Now, not every discussion can be based upon Facts, and in some discussions the facts carry only limited weight. In my example, the actual number of abortions probably doesn't really influence people on either side, mainly because the opinions aren't based on that.
However, in other cases...too many other cases...the Facts do affect the discussion. Or, at least they should.
In recent weeks, we have heard two different perspectives that demonstrate that very well. Here's the background:
On one side, Mitt Romney has claimed that he created many, many jobs while an executive at Bain. The number I've seen quoted is 100,000. Okay, it may be very difficult to determine exactly how many jobs were "created" and more than impossible to credit them directly to Romney, but that's a number his own campaign is claiming. From what I've found, the number probably isn't too far off.
However, others have suggested that the only fair way to evaluate that claim is to also determine how many people lost their jobs because of Romney's actions. They say, with some obvious logic, that his claim of "creation" should be balanced with any "losses." That seems reasonable if we're really going to discuss the situation intelligently. Let's look at another simple example.
If I said that I created 10 jobs in my company, it would sound like a positive. However, if, in fact, I created those ten part-time jobs by firing 20 full-time employees, the picture is suddenly very different.
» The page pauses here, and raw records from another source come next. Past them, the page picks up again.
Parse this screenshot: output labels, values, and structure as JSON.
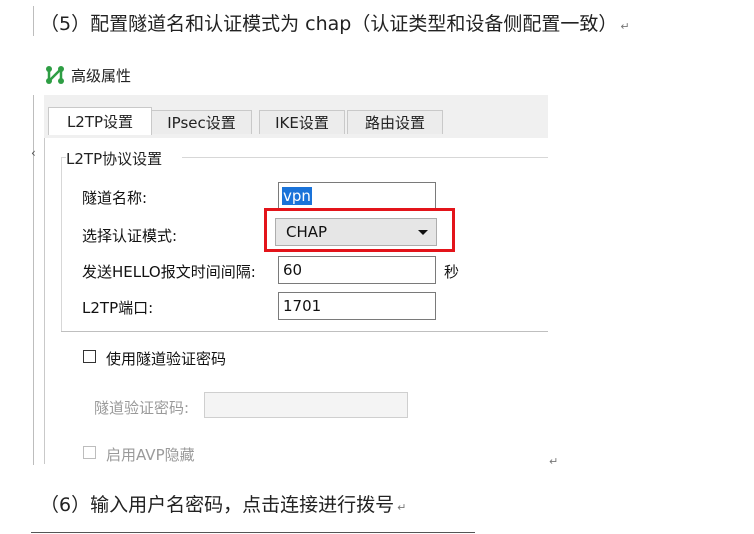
{
  "doc": {
    "step5": "（5）配置隧道名和认证模式为 chap（认证类型和设备侧配置一致）",
    "step6": "（6）输入用户名密码，点击连接进行拨号",
    "para_mark": "↵"
  },
  "dialog": {
    "title": "高级属性",
    "tabs": [
      "L2TP设置",
      "IPsec设置",
      "IKE设置",
      "路由设置"
    ],
    "active_tab": "L2TP设置",
    "group_title": "L2TP协议设置",
    "fields": {
      "tunnel_name_label": "隧道名称:",
      "tunnel_name_value": "vpn",
      "auth_mode_label": "选择认证模式:",
      "auth_mode_value": "CHAP",
      "hello_label": "发送HELLO报文时间间隔:",
      "hello_value": "60",
      "hello_unit": "秒",
      "port_label": "L2TP端口:",
      "port_value": "1701"
    },
    "use_tunnel_password_label": "使用隧道验证密码",
    "tunnel_password_label": "隧道验证密码:",
    "tunnel_password_value": "",
    "enable_avp_hiding_label": "启用AVP隐藏"
  },
  "colors": {
    "highlight_box": "#e3141a",
    "selection": "#1a73d9",
    "icon": "#2e9e44"
  }
}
You could easily say I was wrong. The problem is...I'm not. I just didn't really tell the truth, or at least not the whole story. I told you what I wanted you to hear. I told you what I wanted you to believe. And...if I say it often enough, some people will.
Let me offer another example, this time from real life and today (actually next week).
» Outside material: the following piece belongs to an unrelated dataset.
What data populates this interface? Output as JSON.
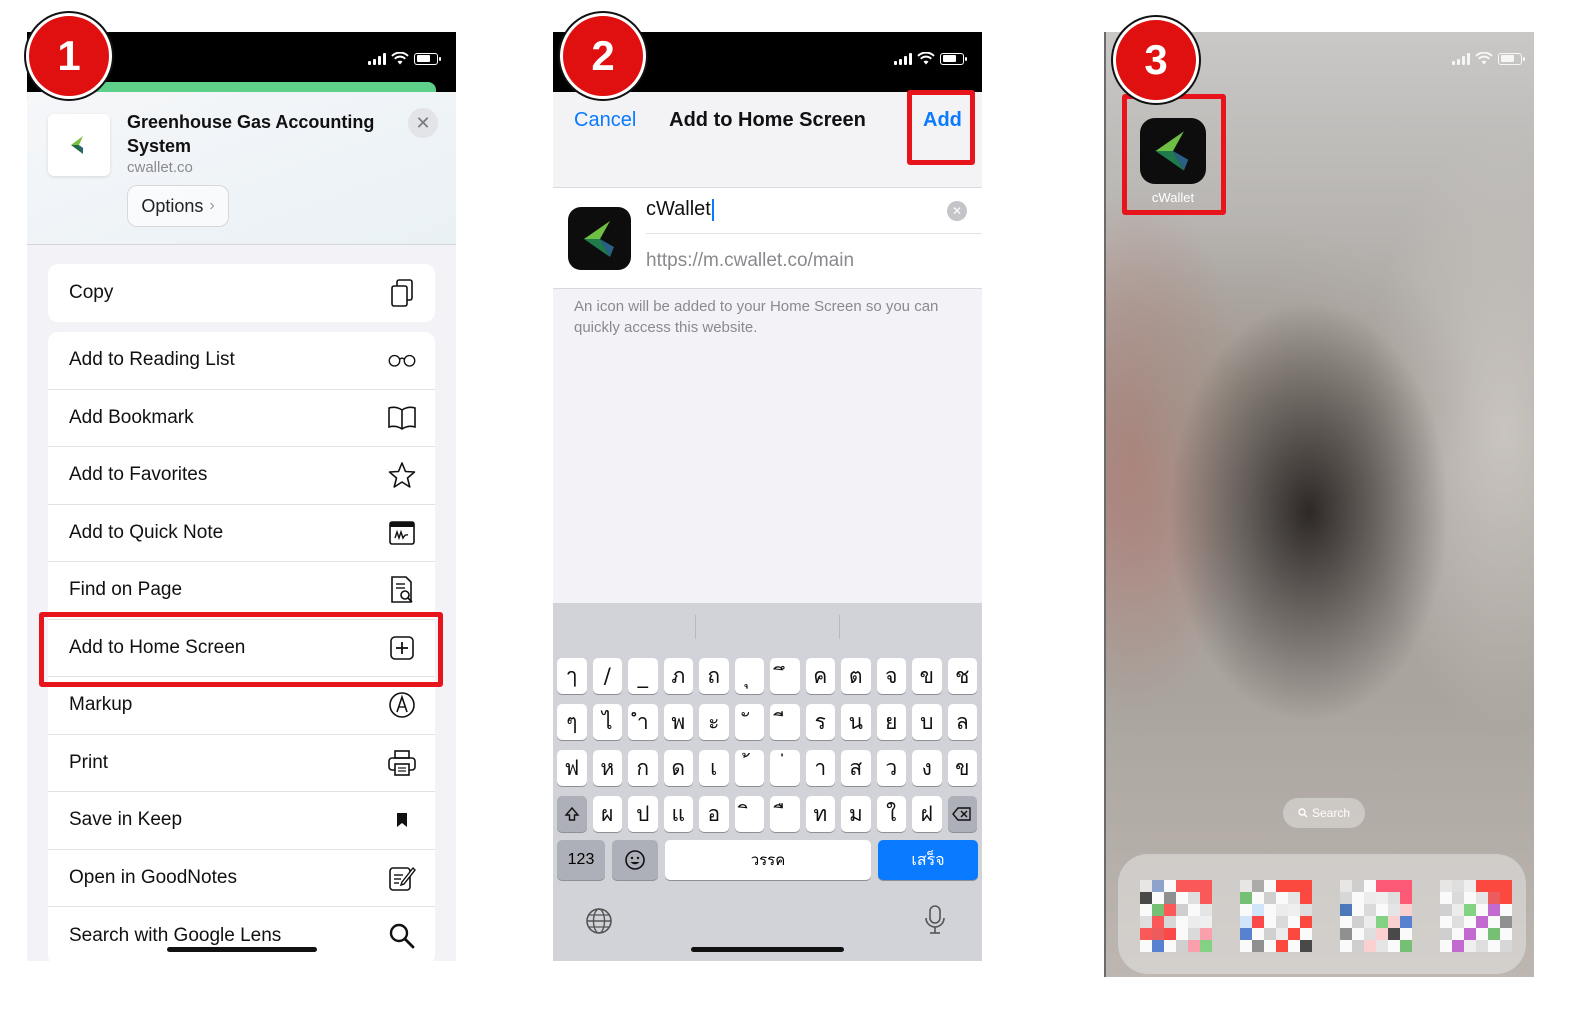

The multi-state Powerball lottery is changing their game structure. According to their web site, the change include:
- The starting jackpot will rise from $20 million to $40 million
- The jackpot will increase by at least $10 million with each roll
- Odds of winning improve...from 1 in 195.2 million to 1 in 175.2 million
There are some other changes that either increase a specific prize the the effect of the "doubler."
Now, Factually all of that is true. They also include that the price of a single set of numbers will rise from $1 to $2. Again, that's Factual.
However, they carefully omit one other Fact: Despite their claims, the actual odds for the player have decreased. Here's how.
Since the new minimum purchase is $2, we'll work with that.
Today, if you spend $2, you'll receive two sets of numbers. Your odds of winning the Big One are 2 in 195.2 million, or 1 in 97.6 million.
Next week, if you spend that same $2, you'll get one set of numbers, and your odds of winning the Big One will be 1 in 175.2 million.
So, for exactly the same investment, the odds against you almost doubled!
When I called them on that, they responded that "While what you say is true, that isn't the way lottery games are evaluated." They're correct. The odds of the game are figured on the chances of winning with a set of numbers. The cost of the numbers isn't figured in. However, by doing that...they are sharing a Lie! At the top of the page describing these changes, they include the words "...better odds of winning...." They aren't really better odds of winning, unless you ignore the fact that the price just doubled, and that's a significant part of having an intelligent discussion about the subject.
In the coming, or continuing, political conversations, we need to insist that the candidates discuss the Facts and tell the Truth! It's not inappropriate to challenge them when they lie, or selectively present the Facts so that things appear different from what they are. Sadly, the GOP primary debates have been full of just these sorts of lies.